[Interface dataset entries]
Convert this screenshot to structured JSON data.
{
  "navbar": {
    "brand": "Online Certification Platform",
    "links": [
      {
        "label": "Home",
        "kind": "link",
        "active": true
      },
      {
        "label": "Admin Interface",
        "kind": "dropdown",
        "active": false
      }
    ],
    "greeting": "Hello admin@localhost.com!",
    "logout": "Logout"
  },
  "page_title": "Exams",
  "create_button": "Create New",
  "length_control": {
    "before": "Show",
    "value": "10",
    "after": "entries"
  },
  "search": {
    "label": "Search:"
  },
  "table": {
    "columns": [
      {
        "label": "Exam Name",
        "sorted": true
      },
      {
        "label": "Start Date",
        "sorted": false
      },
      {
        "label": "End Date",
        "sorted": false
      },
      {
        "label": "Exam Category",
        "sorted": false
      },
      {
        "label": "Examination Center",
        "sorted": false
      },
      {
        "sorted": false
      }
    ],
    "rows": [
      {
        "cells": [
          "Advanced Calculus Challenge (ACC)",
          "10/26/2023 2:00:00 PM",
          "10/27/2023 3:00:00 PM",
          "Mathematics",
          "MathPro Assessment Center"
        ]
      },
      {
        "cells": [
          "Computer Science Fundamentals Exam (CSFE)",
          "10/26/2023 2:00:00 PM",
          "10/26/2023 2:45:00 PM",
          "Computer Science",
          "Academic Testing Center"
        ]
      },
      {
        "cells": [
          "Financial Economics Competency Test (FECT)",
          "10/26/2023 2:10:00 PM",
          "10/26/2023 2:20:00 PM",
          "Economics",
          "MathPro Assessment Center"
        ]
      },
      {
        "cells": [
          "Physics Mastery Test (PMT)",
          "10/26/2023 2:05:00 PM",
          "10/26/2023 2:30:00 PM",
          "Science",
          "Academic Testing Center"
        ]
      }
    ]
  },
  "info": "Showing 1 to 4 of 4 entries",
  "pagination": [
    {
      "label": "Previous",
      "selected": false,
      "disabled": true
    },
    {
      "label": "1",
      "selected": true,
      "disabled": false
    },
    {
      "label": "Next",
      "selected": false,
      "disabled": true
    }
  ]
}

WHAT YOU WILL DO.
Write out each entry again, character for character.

ANSWER FOR THIS EXERCISE.
Convert this screenshot to structured JSON data.
{
  "navbar": {
    "brand": "Online Certification Platform",
    "links": [
      {
        "label": "Home",
        "kind": "link",
        "active": true
      },
      {
        "label": "Admin Interface",
        "kind": "dropdown",
        "active": false
      }
    ],
    "greeting": "Hello admin@localhost.com!",
    "logout": "Logout"
  },
  "page_title": "Exams",
  "create_button": "Create New",
  "length_control": {
    "before": "Show",
    "value": "10",
    "after": "entries"
  },
  "search": {
    "label": "Search:"
  },
  "table": {
    "columns": [
      {
        "label": "Exam Name",
        "sorted": true
      },
      {
        "label": "Start Date",
        "sorted": false
      },
      {
        "label": "End Date",
        "sorted": false
      },
      {
        "label": "Exam Category",
        "sorted": false
      },
      {
        "label": "Examination Center",
        "sorted": false
      },
      {
        "sorted": false
      }
    ],
    "rows": [
      {
        "cells": [
          "Advanced Calculus Challenge (ACC)",
          "10/26/2023 2:00:00 PM",
          "10/27/2023 3:00:00 PM",
          "Mathematics",
          "MathPro Assessment Center"
        ]
      },
      {
        "cells": [
          "Computer Science Fundamentals Exam (CSFE)",
          "10/26/2023 2:00:00 PM",
          "10/26/2023 2:45:00 PM",
          "Computer Science",
          "Academic Testing Center"
        ]
      },
      {
        "cells": [
          "Financial Economics Competency Test (FECT)",
          "10/26/2023 2:10:00 PM",
          "10/26/2023 2:20:00 PM",
          "Economics",
          "MathPro Assessment Center"
        ]
      },
      {
        "cells": [
          "Physics Mastery Test (PMT)",
          "10/26/2023 2:05:00 PM",
          "10/26/2023 2:30:00 PM",
          "Science",
          "Academic Testing Center"
        ]
      }
    ]
  },
  "info": "Showing 1 to 4 of 4 entries",
  "pagination": [
    {
      "label": "Previous",
      "selected": false,
      "disabled": true
    },
    {
      "label": "1",
      "selected": true,
      "disabled": false
    },
    {
      "label": "Next",
      "selected": false,
      "disabled": true
    }
  ]
}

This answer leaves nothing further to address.